Industrialization By the early 1800’s, changes took place in the Northern states. Power-driven machinery performed many tasks that were once done by hand. The industrialization of the North developed in three phases: 1- manufacturers made products by dividing the tasks involved among the workers. 2- manufacturers built factories to bring specialized workers together. 3- factory workers used machinery to perform some of their work.
Industrialization Mass production of cotton textiles began in New England in the early 1800’s with the invention of the sewing machine (Elias Howe). Machine operators could produce clothing on a large scale. By 1860 the Northeast’s factories produced at least two-thirds of the countries manufactured goods.

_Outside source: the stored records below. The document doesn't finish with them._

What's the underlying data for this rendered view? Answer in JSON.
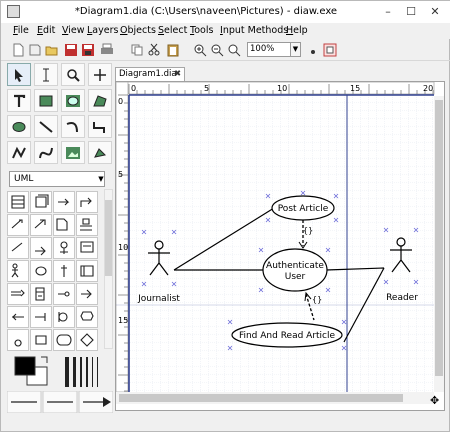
{
  "window": {
    "title": "*Diagram1.dia (C:\\Users\\naveen\\Pictures) - diaw.exe",
    "minimize": "–",
    "maximize": "☐",
    "close": "✕"
  },
  "menu": [
    "File",
    "Edit",
    "View",
    "Layers",
    "Objects",
    "Select",
    "Tools",
    "Input Methods",
    "Help"
  ],
  "toolbar": {
    "zoom": "100%"
  },
  "toolbox": {
    "sheet": "UML"
  },
  "tab": {
    "label": "Diagram1.dia",
    "close": "✖"
  },
  "ruler": {
    "top_ticks": [
      "0",
      "5",
      "10",
      "15",
      "20"
    ],
    "left_ticks": [
      "0",
      "5",
      "10",
      "15"
    ]
  },
  "diagram": {
    "actors": [
      "Journalist",
      "Reader"
    ],
    "usecases": [
      "Post Article",
      "Authenticate User",
      "Find And Read Article"
    ],
    "authenticate_lines": [
      "Authenticate",
      "User"
    ],
    "dependency_label": "{}"
  }
}
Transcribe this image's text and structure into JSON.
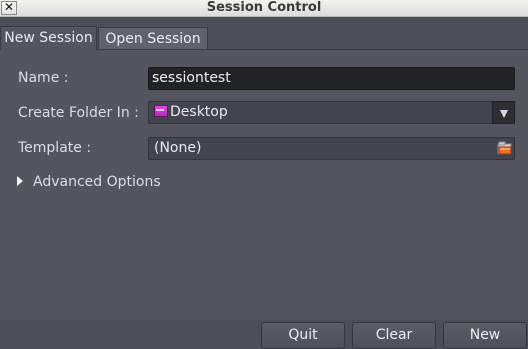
{
  "window": {
    "title": "Session Control",
    "close_label": "✕"
  },
  "tabs": [
    {
      "label": "New Session",
      "active": true
    },
    {
      "label": "Open Session",
      "active": false
    }
  ],
  "form": {
    "name_label": "Name :",
    "name_value": "sessiontest",
    "folder_label": "Create Folder In :",
    "folder_value": "Desktop",
    "template_label": "Template :",
    "template_value": "(None)",
    "advanced_label": "Advanced Options"
  },
  "buttons": {
    "quit": "Quit",
    "clear": "Clear",
    "new": "New"
  },
  "icons": {
    "close": "close-icon",
    "folder": "folder-icon",
    "dropdown": "chevron-down-icon",
    "open_file": "open-file-icon",
    "expander": "triangle-right-icon"
  }
}
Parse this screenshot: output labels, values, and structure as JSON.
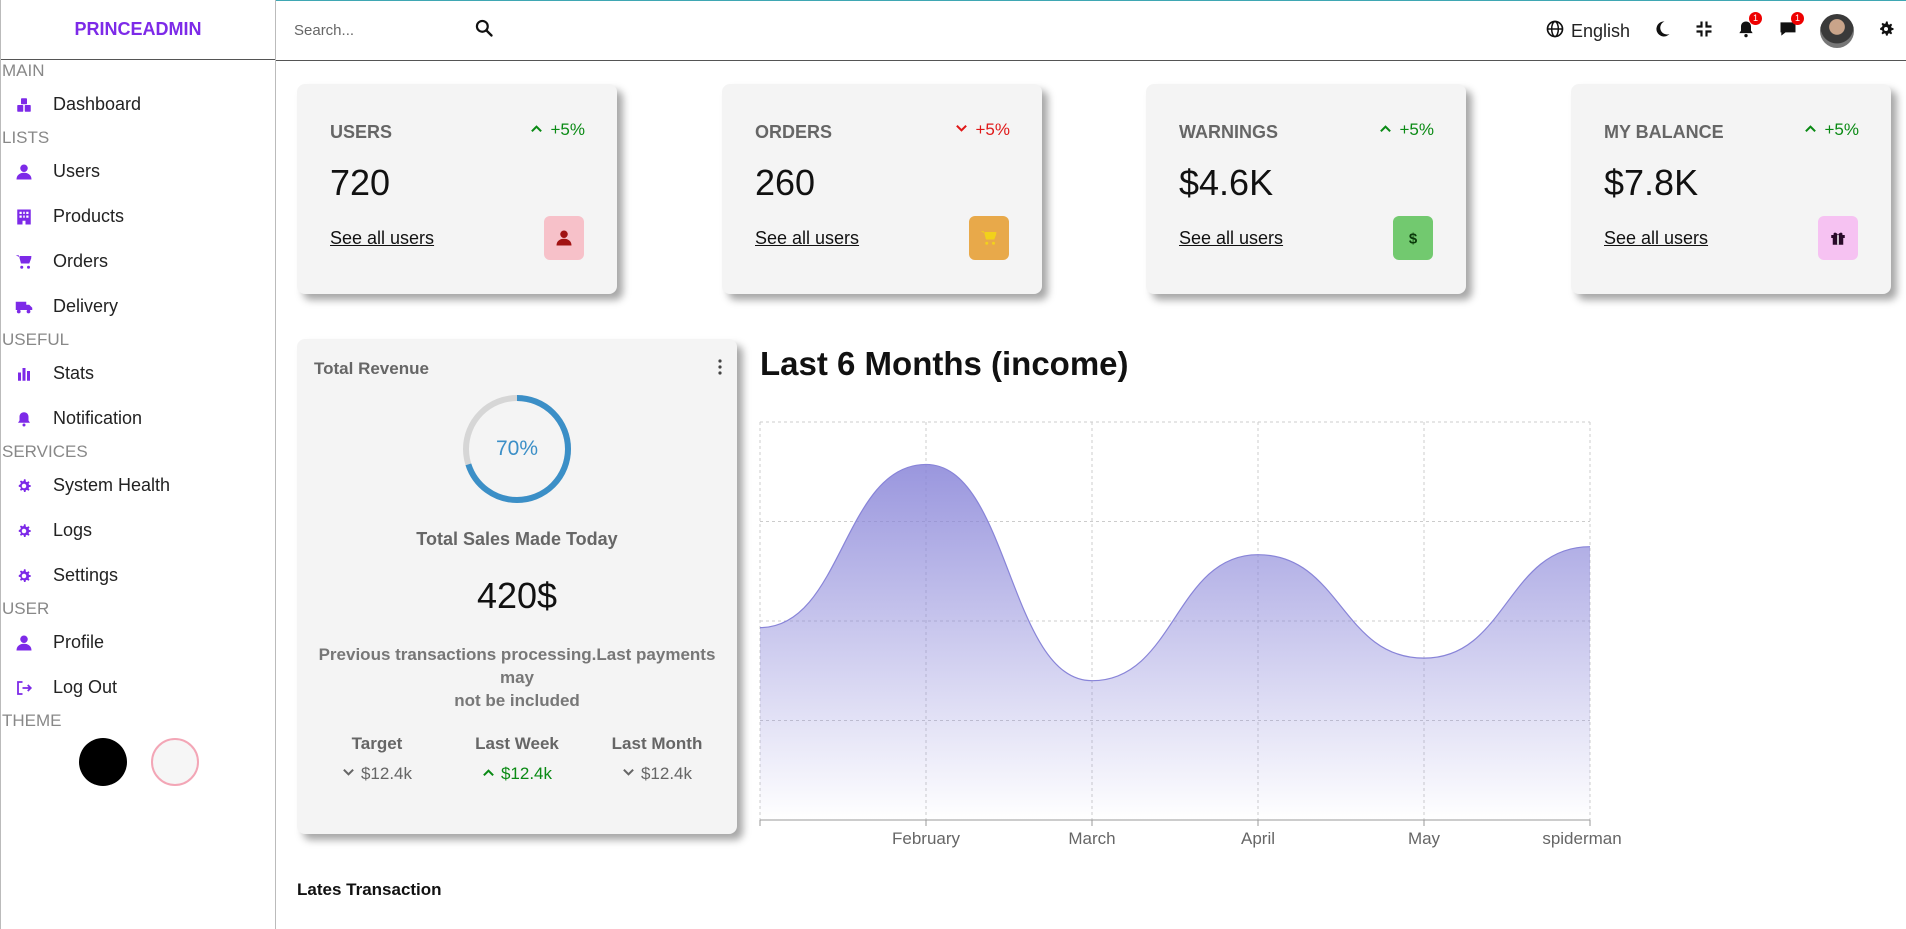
{
  "brand": "PRINCEADMIN",
  "sidebar": {
    "sections": [
      {
        "title": "MAIN",
        "items": [
          {
            "label": "Dashboard",
            "icon": "dashboard-icon"
          }
        ]
      },
      {
        "title": "LISTS",
        "items": [
          {
            "label": "Users",
            "icon": "person-icon"
          },
          {
            "label": "Products",
            "icon": "store-icon"
          },
          {
            "label": "Orders",
            "icon": "cart-icon"
          },
          {
            "label": "Delivery",
            "icon": "truck-icon"
          }
        ]
      },
      {
        "title": "USEFUL",
        "items": [
          {
            "label": "Stats",
            "icon": "bar-chart-icon"
          },
          {
            "label": "Notification",
            "icon": "bell-icon"
          }
        ]
      },
      {
        "title": "SERVICES",
        "items": [
          {
            "label": "System Health",
            "icon": "gear-icon"
          },
          {
            "label": "Logs",
            "icon": "gear-icon"
          },
          {
            "label": "Settings",
            "icon": "gear-icon"
          }
        ]
      },
      {
        "title": "USER",
        "items": [
          {
            "label": "Profile",
            "icon": "person-icon"
          },
          {
            "label": "Log Out",
            "icon": "logout-icon"
          }
        ]
      }
    ],
    "theme_title": "THEME",
    "accent": "#7d2ae8"
  },
  "navbar": {
    "search_placeholder": "Search...",
    "language": "English",
    "notifications_count": "1",
    "messages_count": "1"
  },
  "widgets": [
    {
      "title": "USERS",
      "pct": "+5%",
      "trend": "up",
      "value": "720",
      "link": "See all users",
      "icon": "person-icon",
      "icon_bg": "#f7c1c9",
      "icon_color": "#a11313"
    },
    {
      "title": "ORDERS",
      "pct": "+5%",
      "trend": "down",
      "value": "260",
      "link": "See all users",
      "icon": "cart-icon",
      "icon_bg": "#e8a94a",
      "icon_color": "#f2d11b"
    },
    {
      "title": "WARNINGS",
      "pct": "+5%",
      "trend": "up",
      "value": "$4.6K",
      "link": "See all users",
      "icon": "dollar-icon",
      "icon_bg": "#72c96f",
      "icon_color": "#0a3a0a"
    },
    {
      "title": "MY BALANCE",
      "pct": "+5%",
      "trend": "up",
      "value": "$7.8K",
      "link": "See all users",
      "icon": "gift-icon",
      "icon_bg": "#f6c2f2",
      "icon_color": "#2a0a2a"
    }
  ],
  "revenue": {
    "title": "Total Revenue",
    "progress": 70,
    "progress_label": "70%",
    "subtitle": "Total Sales Made Today",
    "amount": "420$",
    "note_line1": "Previous transactions processing.Last payments may",
    "note_line2": "not be included",
    "stats": [
      {
        "label": "Target",
        "value": "$12.4k",
        "trend": "down"
      },
      {
        "label": "Last Week",
        "value": "$12.4k",
        "trend": "up"
      },
      {
        "label": "Last Month",
        "value": "$12.4k",
        "trend": "down"
      }
    ]
  },
  "chart_data": {
    "type": "area",
    "title": "Last 6 Months (income)",
    "x": [
      "",
      "February",
      "March",
      "April",
      "May",
      "spiderman"
    ],
    "values": [
      1450,
      2680,
      1050,
      2000,
      1220,
      2060
    ],
    "ylim": [
      0,
      3000
    ],
    "grid": true,
    "color": "#8884d8"
  },
  "transactions_title": "Lates Transaction"
}
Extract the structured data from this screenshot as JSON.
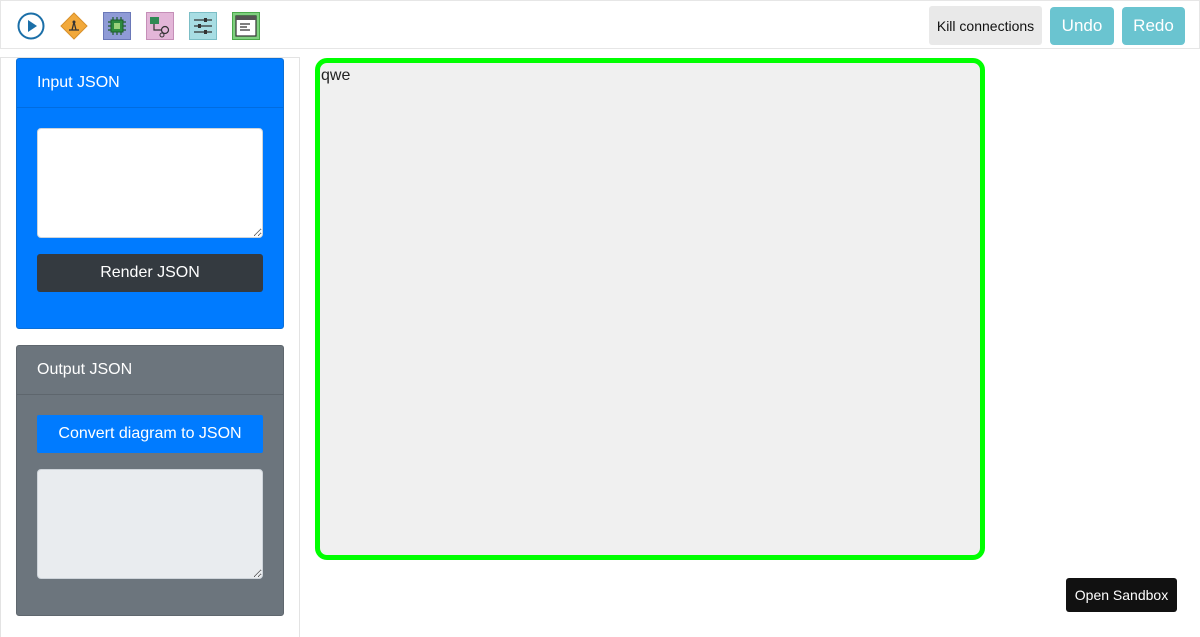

Improved Transportation Improvements in transportation contributed to the success of many of America’s new industries. Between 1800 and 1850, construction crews built thousands of miles of roads and canals. The canals opened new shipping routes by connecting many lakes and rivers. The growth of the railroads in the 1840s and 1850s also helped to speed the flow of goods. Robert Fulton demonstrated a reliable steamboat that carried goods and passengers more cheaply and quickly along inland waterways.
Improved Transportation In the 1840s canals were widened and deepened to accommodate steamboats. In the 1840s sailing ships were improved. The clipper ships – with sleek hulls and tall sails – could sail 300 miles per day, as fast as most steamships of the day. The ships got their name because they “clipped” time from long journeys.
Locomotives The development of railroads in the United States began with short stretches of tracks that connected mines with nearby rivers. Peter Cooper designed and built the first American steam locomotive in 1830 called the Tom Thumb. In 1840 the United States had almost 3,000 miles of railroad track. By 1860 it had almost 31,000 miles, mostly in the North and the Midwest. By 1860 a network of railroad track united the Midwest and the East.
Moving Goods and People The development of the east-west canal and the rail network allowed grain, livestock, and dairy products to move directly from the Midwest to the East. Goods now traveled faster and more cheaply so manufacturers in the East could offer them at lower prices. The railroads also played an important role in the settlement and industrialization of the Midwest. As the population of these states grew, new towns and industries developed.
Faster Communication The growth of industry and the new pace of travel created a need for faster methods of communications. The telegraph- and apparatus that used electric signals to transmit messages- filled that need. Samuel Morse invented the telegraph and used Morse code to transmit messages. Americans adopted the telegraph eagerly and erected telegraph lines.
Revolution in Agriculture Advances in technology allowed farmers to greatly increase their harvest. Three revolutionary inventions of the 1830s changed farming methods and encouraged settlers to cultivate large areas of the West. Steel-tipped plow Thresher Mechanical reaper The steel-tipped plow was developed by John Deere. The plow easily cut through the hard- packed sod of the prairies.
McCormick’s Reaper For hundreds of years, farmers had harvested grain with handheld sickles. Cyrus McCormick created a reaper that could harvest grain much faster than a hand-operated sickle. Because farmers could harvest wheat so quickly, they began planting more of it. Growing wheat became profitable. The thresher quickly separated the grain from the stalk.
McCormick’s Reaper Despite improvements in agriculture the North turned away from farming and increasingly toward industry. It was difficult making a living farming the rocky soil of New England, but industry flourished in the area. The number of people who worked in factories continued to rise – so did problems connected with factory labor.